John Connolly: The funny thing is that “Hero” was that song. It was on the record right after that happened. We called it “Hero”. It wasn’t specifically about Dimebag. It was more of a working title, because when we did the music that’s what inspired us. As far as a lyrical thing, I’m sure at some point and time it’ll come to that. I guess part of us is still in that denial factor that we really don’t ever want to let it go in the first place. It’s been years. It’s been a long time since it happened. I don’t know. When a guy that big goes like that… [Pauses]…. Randy Rhoads died in an airplane with somebody who was probably doing something stupid. Dime was just jamming up there on stage, throwing down, which ironically was probably the way he would’ve wanted to go. The last thing he remembered was a ripping solo from the first song of the show, so he definitely went out the right way.

Guitar International: Dimebag story time!

John Connolly: I think I’ve got more than my share. [Laughs] There are so many good stories. Probably the most memorable was the time he had me both throwing up and pissing at the bar in the Ice Palace in the Amphitheater in Dallas. That was pretty cool. [Laughs] Me and Dave Williams from DROWNING POOL had been drinking all day. We finally hooked up with him at the bar and it was on. Let’s just say …we don’t remember much. Dave woke up in a pile of puke in the front grass. He was in the yard! He never made it in the house. It was one of those nights. Probably the coolest though, for us as a band, and for me personally, was actually getting to jam “Walk” with jim in Dallas. That was probably the coolest. I’ve got a couple of pictures from that show in my home studio. Some fans had taken pics of that out at the show. They came down to the bus and gave me the pictures and I’ve got ’em up on the wall at the house. It’s cool, them and me and everyone up there jamming. That was probably one of the coolest times hanging with Dime. They had this band that they were kind of “backing” called GASOLINE. They did, I guess, four or five Texas dates with us, and was off (the road) ’cause they were off forever before they got the DAMAGEPLAN thing going. They’d just hop on the bus and ride around and follow the tour for three or four days and we’d ended in Dallas. The whole time we were talking…and we were doing “Walk” every night up on stage and Dime said “I gotta get up there and do it with ya’ll!” But he wanted to do it right, you know, on one of his guitars; that made sense to him, so he could actually do the solo and do everything. So we said “Alright, we’ll do it in Dallas.” So Dime and Rex came up there, Vinnie (Paul) was back there on the drums. It was cool, just getting to hang with those guys and actually getting to jam one of our favorite songs from them.

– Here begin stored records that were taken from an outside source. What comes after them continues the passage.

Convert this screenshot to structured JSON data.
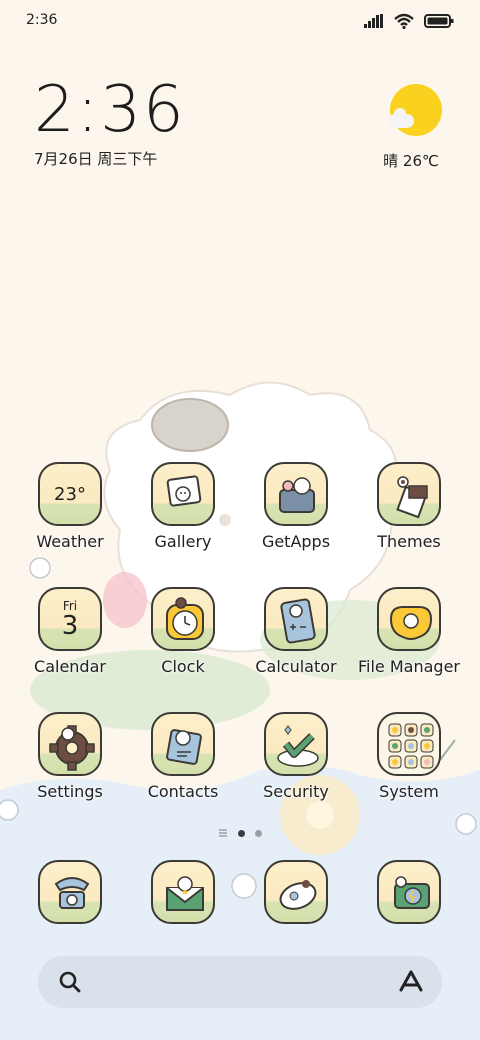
{
  "status_bar": {
    "time": "2:36",
    "icons": [
      "signal-icon",
      "wifi-icon",
      "battery-icon"
    ]
  },
  "clock_widget": {
    "time": "2:36",
    "date": "7月26日 周三下午"
  },
  "weather_widget": {
    "condition_temp": "晴 26℃",
    "icon": "sun-cloud-icon"
  },
  "apps": {
    "weather": {
      "label": "Weather",
      "temp": "23°"
    },
    "gallery": {
      "label": "Gallery"
    },
    "getapps": {
      "label": "GetApps"
    },
    "themes": {
      "label": "Themes"
    },
    "calendar": {
      "label": "Calendar",
      "day": "Fri",
      "date": "3"
    },
    "clock": {
      "label": "Clock"
    },
    "calculator": {
      "label": "Calculator"
    },
    "file_manager": {
      "label": "File Manager"
    },
    "settings": {
      "label": "Settings"
    },
    "contacts": {
      "label": "Contacts"
    },
    "security": {
      "label": "Security"
    },
    "system": {
      "label": "System"
    }
  },
  "dock": [
    "phone",
    "messages",
    "browser",
    "camera"
  ],
  "page_indicator": {
    "pages": 2,
    "current": 1
  },
  "search_bar": {
    "icon": "search-icon",
    "assistant_icon": "assistant-icon"
  },
  "colors": {
    "background": "#fdf6ec",
    "icon_tile": "#fcefc9",
    "icon_outline": "#3c3a36",
    "sun": "#fbd11f"
  }
}
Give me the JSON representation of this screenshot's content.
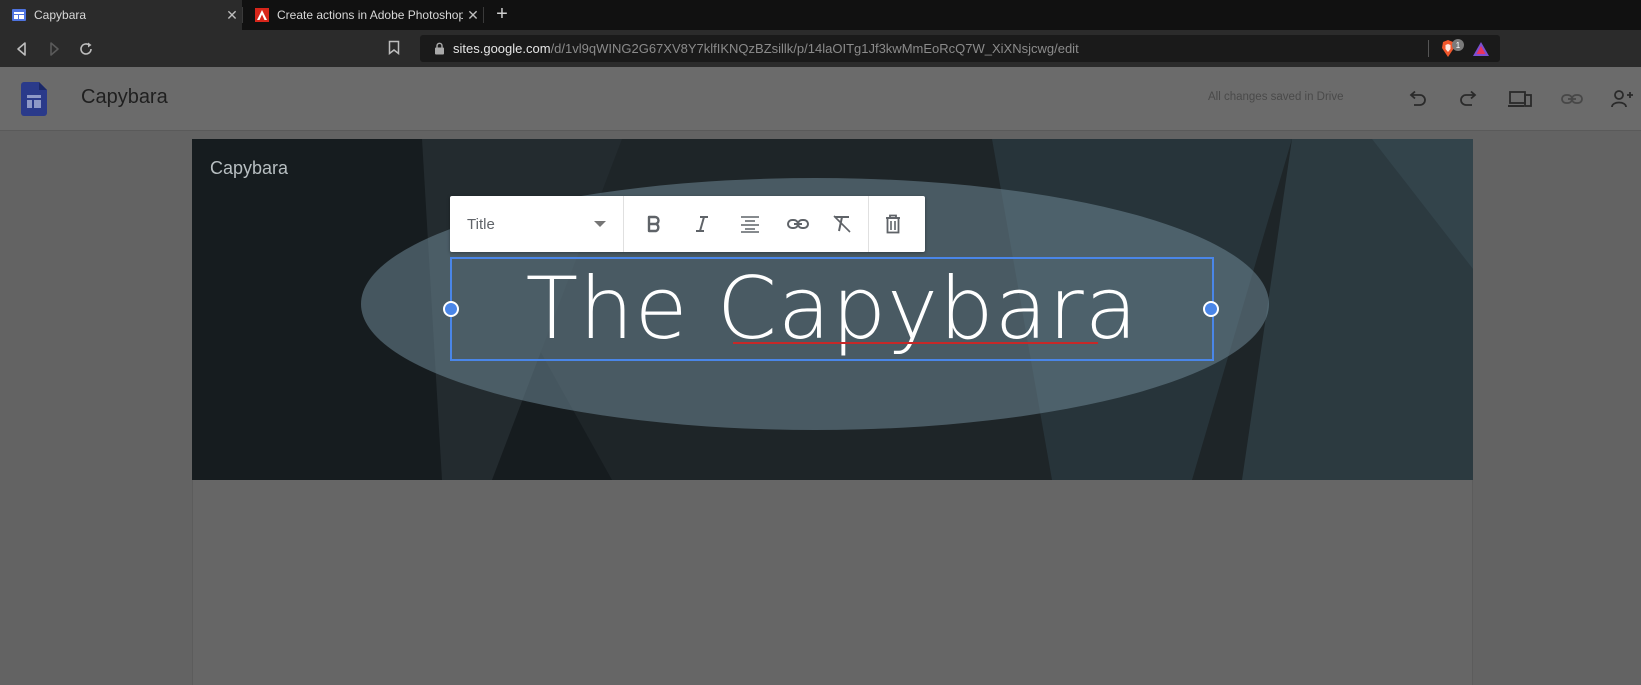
{
  "browser": {
    "tabs": [
      {
        "title": "Capybara",
        "active": true,
        "close": "✕"
      },
      {
        "title": "Create actions in Adobe Photoshop",
        "active": false,
        "close": "✕"
      }
    ],
    "new_tab": "+",
    "url_host": "sites.google.com",
    "url_path": "/d/1vl9qWING2G67XV8Y7klfIKNQzBZsillk/p/14laOITg1Jf3kwMmEoRcQ7W_XiXNsjcwg/edit",
    "extension_badge": "1"
  },
  "app": {
    "title": "Capybara",
    "save_status": "All changes saved in Drive",
    "icons": [
      "undo-icon",
      "redo-icon",
      "preview-icon",
      "link-icon",
      "share-icon"
    ]
  },
  "banner": {
    "site_name": "Capybara"
  },
  "format_toolbar": {
    "style_value": "Title",
    "icons": [
      "bold-icon",
      "italic-icon",
      "align-center-icon",
      "insert-link-icon",
      "clear-formatting-icon",
      "delete-icon"
    ]
  },
  "title_box": {
    "text": "The Capybara"
  },
  "colors": {
    "accent": "#4a86e8",
    "spellcheck": "#c62828",
    "banner_bg": "#1e2528"
  }
}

Guitar International: SEVENDUST doesn’t sound like anything else, and the way you play your guitar is very unique. It’s at the chore of what the SEVENDUST sound is and always will be. You don’t follow the same “rules” as other musicians either.

John Connolly: First of all, we’re tuned down to drop-tuning, which means all bets are off on the bottom string. Second of all, we’re tuned down to B, so if someone says play a D chord, I know where the D chord is if you want that note. It’s not gonna look like a D (when you see me play it) because that’s not where the “shape” is (on the scale). I kind of live in a different place on the guitar. I work more in patterns and rough shapes. I know a major scale and I probably know a minor scale. Other than that, I’m a little lost. I gotta hunt and peck some things. I guess that’s the difference. I come from a drummer’s point of view and that part of the music. It’s not that I don’t want to learn it, but it’s just been something that I kind of get the grasp of it. I don’t want to know too many of the rules. I’ve always been like that, even back when I was in college. Rules in music suck. Some of the coolest things that I think don’t make any sense. If I find something that sounds cool, sometimes I play something and it’s not even in the same key as the rest of the song but it sounds killer. I don’t like getting hemmed in by the rules, because if I don’t know that they don’t “make sense” and they sound good, then I’m gonna use it. [Laughing] I don’t want to know all of the boundaries and what I’m not supposed to do.

Read the entire interview at Guitar International.